## YOUR TASK
Print out the whole listing below exactly as it is written.

## PROVIDED DATA
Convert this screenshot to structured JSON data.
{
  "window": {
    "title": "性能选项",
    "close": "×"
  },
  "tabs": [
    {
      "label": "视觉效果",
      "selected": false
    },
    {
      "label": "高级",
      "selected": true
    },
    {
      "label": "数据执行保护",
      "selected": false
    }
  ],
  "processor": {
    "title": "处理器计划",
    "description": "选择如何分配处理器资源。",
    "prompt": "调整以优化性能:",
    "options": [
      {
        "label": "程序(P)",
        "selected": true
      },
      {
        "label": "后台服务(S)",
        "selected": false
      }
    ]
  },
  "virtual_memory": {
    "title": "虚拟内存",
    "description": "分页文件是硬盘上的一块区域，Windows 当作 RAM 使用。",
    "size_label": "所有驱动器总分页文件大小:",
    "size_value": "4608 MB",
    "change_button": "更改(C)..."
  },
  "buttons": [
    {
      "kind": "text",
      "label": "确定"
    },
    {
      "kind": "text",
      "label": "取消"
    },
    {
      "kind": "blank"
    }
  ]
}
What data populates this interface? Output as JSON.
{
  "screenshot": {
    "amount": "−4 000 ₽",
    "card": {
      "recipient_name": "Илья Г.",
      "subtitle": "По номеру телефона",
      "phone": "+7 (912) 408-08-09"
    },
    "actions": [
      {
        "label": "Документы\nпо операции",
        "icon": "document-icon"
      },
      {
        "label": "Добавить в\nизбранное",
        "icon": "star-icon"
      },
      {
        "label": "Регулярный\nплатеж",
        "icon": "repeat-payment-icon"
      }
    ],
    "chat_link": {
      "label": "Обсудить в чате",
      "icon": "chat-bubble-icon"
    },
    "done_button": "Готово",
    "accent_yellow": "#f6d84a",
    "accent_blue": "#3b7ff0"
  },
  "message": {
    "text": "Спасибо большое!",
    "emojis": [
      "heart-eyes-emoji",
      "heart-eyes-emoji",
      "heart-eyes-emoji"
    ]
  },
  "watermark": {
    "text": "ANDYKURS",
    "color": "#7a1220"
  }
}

## TASK RESULT
Convert this screenshot to structured JSON data.
{
  "window": {
    "title": "性能选项",
    "close": "×"
  },
  "tabs": [
    {
      "label": "视觉效果",
      "selected": false
    },
    {
      "label": "高级",
      "selected": true
    },
    {
      "label": "数据执行保护",
      "selected": false
    }
  ],
  "processor": {
    "title": "处理器计划",
    "description": "选择如何分配处理器资源。",
    "prompt": "调整以优化性能:",
    "options": [
      {
        "label": "程序(P)",
        "selected": true
      },
      {
        "label": "后台服务(S)",
        "selected": false
      }
    ]
  },
  "virtual_memory": {
    "title": "虚拟内存",
    "description": "分页文件是硬盘上的一块区域，Windows 当作 RAM 使用。",
    "size_label": "所有驱动器总分页文件大小:",
    "size_value": "4608 MB",
    "change_button": "更改(C)..."
  },
  "buttons": [
    {
      "kind": "text",
      "label": "确定"
    },
    {
      "kind": "text",
      "label": "取消"
    },
    {
      "kind": "blank"
    }
  ]
}
What data populates this interface? Output as JSON.
{
  "screenshot": {
    "amount": "−4 000 ₽",
    "card": {
      "recipient_name": "Илья Г.",
      "subtitle": "По номеру телефона",
      "phone": "+7 (912) 408-08-09"
    },
    "actions": [
      {
        "label": "Документы\nпо операции",
        "icon": "document-icon"
      },
      {
        "label": "Добавить в\nизбранное",
        "icon": "star-icon"
      },
      {
        "label": "Регулярный\nплатеж",
        "icon": "repeat-payment-icon"
      }
    ],
    "chat_link": {
      "label": "Обсудить в чате",
      "icon": "chat-bubble-icon"
    },
    "done_button": "Готово",
    "accent_yellow": "#f6d84a",
    "accent_blue": "#3b7ff0"
  },
  "message": {
    "text": "Спасибо большое!",
    "emojis": [
      "heart-eyes-emoji",
      "heart-eyes-emoji",
      "heart-eyes-emoji"
    ]
  },
  "watermark": {
    "text": "ANDYKURS",
    "color": "#7a1220"
  }
}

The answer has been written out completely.